This mesmerizing coat is made with 1,000 individual addressable LEDs (picture Edna Mode using her “No Capes” voice to say “No Strips!”) and whit shaggy fur that is not only fashionable, but acts as a diffuser. The individual LED pixels are joined together by flexible wires with spacing of about 2″. Janet doesn’t like to use strips on flexible surfaces because as she puts it, she prefer to never do repairs
The LEDs are controlled by a Teensy using custom hardware and software. The control switches are mounted behind the collar, and multiple battery packs are stored in pockets in the lining, in the back of the coat.
Brown Dog Gadgets has developed Crazy Circuits, an awesome circuit building system that work with Legos.
They feature several different projects including Lego based, interactive wearables, and conductive materials such as paint, thread, and clay. Several different components are available with many of them ready to fit onto a Lego board. They have many project tutorials published to get you going and code for the projects is published on GitHub.
This portable, compact, synth includes a portable speaker and can run off 2 AA batteries or use USB for power. It features 8 note polyphony with each note having 2 voices. This little synth is packed with features. Oh, and the LEDs on the buttons respond to the speed and shape of the low frequency oscillator (LFO)
Lukas Truniger, Itamar Bergfreund and Bruce Yoder along with a team of artists and makers created Etheral Fleeting, a beautiful art installation at Burning Man this year.
This beautiful installation generates a series of clouds that are held in place by a machine-like sculpture, lit up with different colors, then released into the desert at the whim of the winds.
The code and lighting team included Sophi Kravitz, Adelle Lin, and Matt Pinner. Each of the 4 towers had 6 strips of addressable LEDs, controlled by 2 Teensy 3.2s with Octo boards. They also used the Megapixel Contoller board (featured on our blog back in August). Cat5 cable connected everything to a central computer (Intel Nuc) and communicated using art-net.
Forum user gi1mic has released a DIY DSP audio project for radio hams.

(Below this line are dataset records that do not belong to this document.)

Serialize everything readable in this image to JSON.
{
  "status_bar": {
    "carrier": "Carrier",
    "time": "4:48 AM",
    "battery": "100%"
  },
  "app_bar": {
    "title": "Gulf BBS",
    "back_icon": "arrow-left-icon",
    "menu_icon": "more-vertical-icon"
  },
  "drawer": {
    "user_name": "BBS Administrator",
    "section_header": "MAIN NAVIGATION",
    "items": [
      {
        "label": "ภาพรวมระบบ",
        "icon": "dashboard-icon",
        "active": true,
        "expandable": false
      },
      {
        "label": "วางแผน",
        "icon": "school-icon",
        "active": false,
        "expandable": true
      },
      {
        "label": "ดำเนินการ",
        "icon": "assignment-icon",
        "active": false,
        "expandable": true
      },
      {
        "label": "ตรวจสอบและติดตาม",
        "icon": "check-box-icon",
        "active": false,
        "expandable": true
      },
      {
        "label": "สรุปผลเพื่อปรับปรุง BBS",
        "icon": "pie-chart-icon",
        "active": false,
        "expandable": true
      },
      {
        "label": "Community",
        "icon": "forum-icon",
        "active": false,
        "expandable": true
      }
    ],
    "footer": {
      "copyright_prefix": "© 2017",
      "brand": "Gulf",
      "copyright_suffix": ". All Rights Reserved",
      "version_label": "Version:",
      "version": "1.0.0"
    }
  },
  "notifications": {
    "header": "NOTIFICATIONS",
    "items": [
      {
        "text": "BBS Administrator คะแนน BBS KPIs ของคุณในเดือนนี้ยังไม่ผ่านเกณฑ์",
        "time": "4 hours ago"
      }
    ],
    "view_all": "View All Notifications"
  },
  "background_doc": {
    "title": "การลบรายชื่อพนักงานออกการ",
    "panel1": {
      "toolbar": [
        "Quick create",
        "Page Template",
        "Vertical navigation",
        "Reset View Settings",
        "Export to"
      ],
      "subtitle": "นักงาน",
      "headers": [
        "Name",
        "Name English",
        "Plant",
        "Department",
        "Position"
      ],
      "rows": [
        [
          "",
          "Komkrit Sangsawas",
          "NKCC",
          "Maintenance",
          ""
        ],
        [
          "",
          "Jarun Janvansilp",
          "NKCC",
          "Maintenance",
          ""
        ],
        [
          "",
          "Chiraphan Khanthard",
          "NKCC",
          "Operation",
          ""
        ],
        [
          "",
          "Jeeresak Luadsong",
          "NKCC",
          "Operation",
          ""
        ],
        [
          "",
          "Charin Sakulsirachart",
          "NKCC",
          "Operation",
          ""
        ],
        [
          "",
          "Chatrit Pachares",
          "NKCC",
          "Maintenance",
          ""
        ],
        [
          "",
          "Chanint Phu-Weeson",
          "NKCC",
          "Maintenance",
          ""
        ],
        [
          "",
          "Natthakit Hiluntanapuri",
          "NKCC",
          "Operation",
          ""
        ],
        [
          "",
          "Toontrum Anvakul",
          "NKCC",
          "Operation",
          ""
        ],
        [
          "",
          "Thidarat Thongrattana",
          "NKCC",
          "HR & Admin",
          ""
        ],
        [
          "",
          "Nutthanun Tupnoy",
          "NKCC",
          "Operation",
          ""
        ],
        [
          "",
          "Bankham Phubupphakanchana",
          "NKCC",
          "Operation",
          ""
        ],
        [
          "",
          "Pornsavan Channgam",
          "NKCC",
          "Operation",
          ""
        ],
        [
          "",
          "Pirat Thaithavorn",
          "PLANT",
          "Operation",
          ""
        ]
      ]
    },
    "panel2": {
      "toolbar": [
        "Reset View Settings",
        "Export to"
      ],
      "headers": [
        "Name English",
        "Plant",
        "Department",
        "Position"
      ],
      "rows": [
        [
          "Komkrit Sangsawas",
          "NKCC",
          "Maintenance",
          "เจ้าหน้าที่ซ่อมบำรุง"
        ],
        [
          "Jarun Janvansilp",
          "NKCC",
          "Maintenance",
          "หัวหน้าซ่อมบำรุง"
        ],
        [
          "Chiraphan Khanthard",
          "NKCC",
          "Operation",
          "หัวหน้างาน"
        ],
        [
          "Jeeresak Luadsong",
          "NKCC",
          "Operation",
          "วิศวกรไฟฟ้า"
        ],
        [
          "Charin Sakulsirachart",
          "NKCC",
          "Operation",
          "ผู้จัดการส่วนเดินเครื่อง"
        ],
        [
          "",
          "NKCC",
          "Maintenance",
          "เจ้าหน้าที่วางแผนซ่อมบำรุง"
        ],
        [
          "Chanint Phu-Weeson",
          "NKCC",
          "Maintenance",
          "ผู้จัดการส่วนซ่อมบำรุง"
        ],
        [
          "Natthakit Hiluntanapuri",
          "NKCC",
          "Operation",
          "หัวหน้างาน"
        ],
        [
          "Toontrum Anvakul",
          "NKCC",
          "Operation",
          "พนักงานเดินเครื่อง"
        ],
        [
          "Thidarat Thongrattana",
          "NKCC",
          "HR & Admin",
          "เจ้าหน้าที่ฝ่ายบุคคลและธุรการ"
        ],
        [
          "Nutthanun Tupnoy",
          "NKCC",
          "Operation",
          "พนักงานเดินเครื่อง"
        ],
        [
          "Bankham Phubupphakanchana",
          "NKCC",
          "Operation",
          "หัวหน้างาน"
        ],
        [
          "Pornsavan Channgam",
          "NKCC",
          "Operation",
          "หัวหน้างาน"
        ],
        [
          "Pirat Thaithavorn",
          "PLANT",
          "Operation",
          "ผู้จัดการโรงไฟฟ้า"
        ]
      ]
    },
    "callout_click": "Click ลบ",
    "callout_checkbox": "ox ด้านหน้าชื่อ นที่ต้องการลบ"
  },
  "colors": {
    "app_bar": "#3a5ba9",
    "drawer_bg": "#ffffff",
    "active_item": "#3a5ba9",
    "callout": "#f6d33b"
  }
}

It takes advantage of the processing power of the Teensy and implements finite impulse response (FIR) filters that are configurable in software and default to an impressive 200 taps.
For this project a Teensy 3.2 was added to a Yaesu FT-817 transceiver and is powered from the FT817.
Some of the other features include:
Act as multiple DSP filters based on hi pass, lo pass, band pass or band stop (filter points can be defined in Hz within the code)
It uses voice messages to describe which filter has been selected
It is a USB to CAT interface
It emulates a USB sound card for receiving rig audio on a computer
Performs Morse to voice decode and Morse to USB serial decode
It can speak the radio config to assist the visually impaired (FT817 only)
More details about the project as well as the open source code can be found here.
Forum user NewLinuxFan designed an LED strip that is synced with MIDI song files.
The strip takes MIDI notes and translates them to assigned colors – C = Red, C#/Db = red-orange, D – orange, D#/Eb = yellow, etc. The project uses an APA102 LED strip, however the code can be adapted to use other types of LED strips such as the ever popular neopixels (WS2811/WS2812/WS2812B).
This software solves the often heard question of how to deal with LEDs that are not perfectly aligned to a rectangular grid. This software solves that problem. In this project 2 Teensy 3.2s, controlled by a Raspberry Pi, are connected to and controlling strips WS 2811 LEDs.
Greg wrote the library for the POV display using Teensy 3.2 board and Adafuit DotStar LEDs (APA102). The library is configured to support up to 48 LEDs in the string and up to 512 angular positions (~0.7 degree resolution).